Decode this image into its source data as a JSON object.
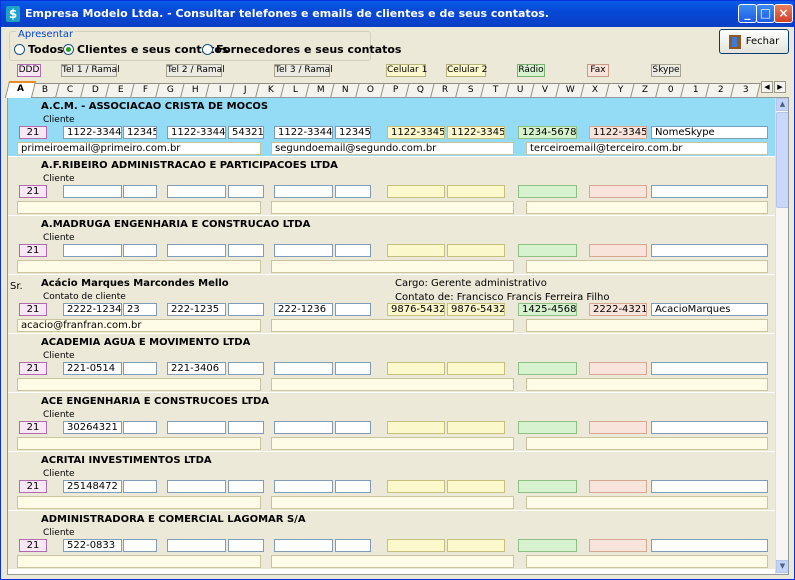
{
  "window": {
    "title": "Empresa Modelo Ltda. - Consultar telefones e emails de clientes e de seus contatos."
  },
  "filter": {
    "legend": "Apresentar",
    "options": [
      "Todos",
      "Clientes e seus contatos",
      "Fornecedores e seus contatos"
    ],
    "selected_index": 1
  },
  "close_button": "Fechar",
  "headers": {
    "ddd": "DDD",
    "tel1": "Tel 1 / Ramal",
    "tel2": "Tel 2 / Ramal",
    "tel3": "Tel 3 / Ramal",
    "cel1": "Celular 1",
    "cel2": "Celular 2",
    "radio": "Rádio",
    "fax": "Fax",
    "skype": "Skype"
  },
  "tabs": [
    "A",
    "B",
    "C",
    "D",
    "E",
    "F",
    "G",
    "H",
    "I",
    "J",
    "K",
    "L",
    "M",
    "N",
    "O",
    "P",
    "Q",
    "R",
    "S",
    "T",
    "U",
    "V",
    "W",
    "X",
    "Y",
    "Z",
    "0",
    "1",
    "2",
    "3"
  ],
  "active_tab": "A",
  "records": [
    {
      "name": "A.C.M. - ASSOCIACAO CRISTA DE MOCOS",
      "kind": "Cliente",
      "selected": true,
      "ddd": "21",
      "tel1": "1122-3344",
      "ramal1": "12345",
      "tel2": "1122-3344",
      "ramal2": "54321",
      "tel3": "1122-3344",
      "ramal3": "12345",
      "cel1": "1122-3345",
      "cel2": "1122-3345",
      "radio": "1234-5678",
      "fax": "1122-3345",
      "skype": "NomeSkype",
      "email1": "primeiroemail@primeiro.com.br",
      "email2": "segundoemail@segundo.com.br",
      "email3": "terceiroemail@terceiro.com.br"
    },
    {
      "name": "A.F.RIBEIRO ADMINISTRACAO E PARTICIPACOES LTDA",
      "kind": "Cliente",
      "ddd": "21"
    },
    {
      "name": "A.MADRUGA ENGENHARIA E CONSTRUCAO LTDA",
      "kind": "Cliente",
      "ddd": "21"
    },
    {
      "name": "Acácio Marques Marcondes Mello",
      "kind": "Contato de cliente",
      "treatment": "Sr.",
      "cargo": "Cargo: Gerente administrativo",
      "contato_de": "Contato de: Francisco Francis Ferreira Filho",
      "ddd": "21",
      "tel1": "2222-1234",
      "ramal1": "23",
      "tel2": "222-1235",
      "tel3": "222-1236",
      "cel1": "9876-5432",
      "cel2": "9876-5432",
      "radio": "1425-4568",
      "fax": "2222-4321",
      "skype": "AcacioMarques",
      "email1": "acacio@franfran.com.br"
    },
    {
      "name": "ACADEMIA AGUA E MOVIMENTO LTDA",
      "kind": "Cliente",
      "ddd": "21",
      "tel1": "221-0514",
      "tel2": "221-3406"
    },
    {
      "name": "ACE ENGENHARIA E CONSTRUCOES LTDA",
      "kind": "Cliente",
      "ddd": "21",
      "tel1": "30264321"
    },
    {
      "name": "ACRITAI INVESTIMENTOS LTDA",
      "kind": "Cliente",
      "ddd": "21",
      "tel1": "25148472"
    },
    {
      "name": "ADMINISTRADORA E COMERCIAL LAGOMAR S/A",
      "kind": "Cliente",
      "ddd": "21",
      "tel1": "522-0833"
    }
  ]
}
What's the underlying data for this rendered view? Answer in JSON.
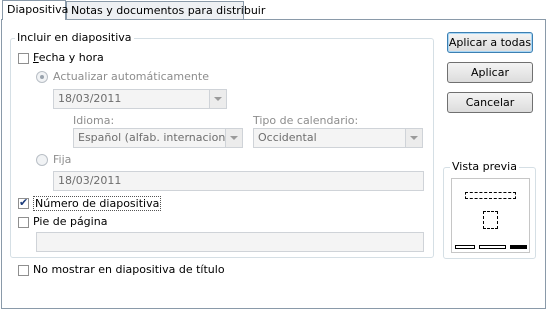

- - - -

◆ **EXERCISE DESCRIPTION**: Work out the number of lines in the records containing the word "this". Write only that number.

◆ **TASK RESULT**: 2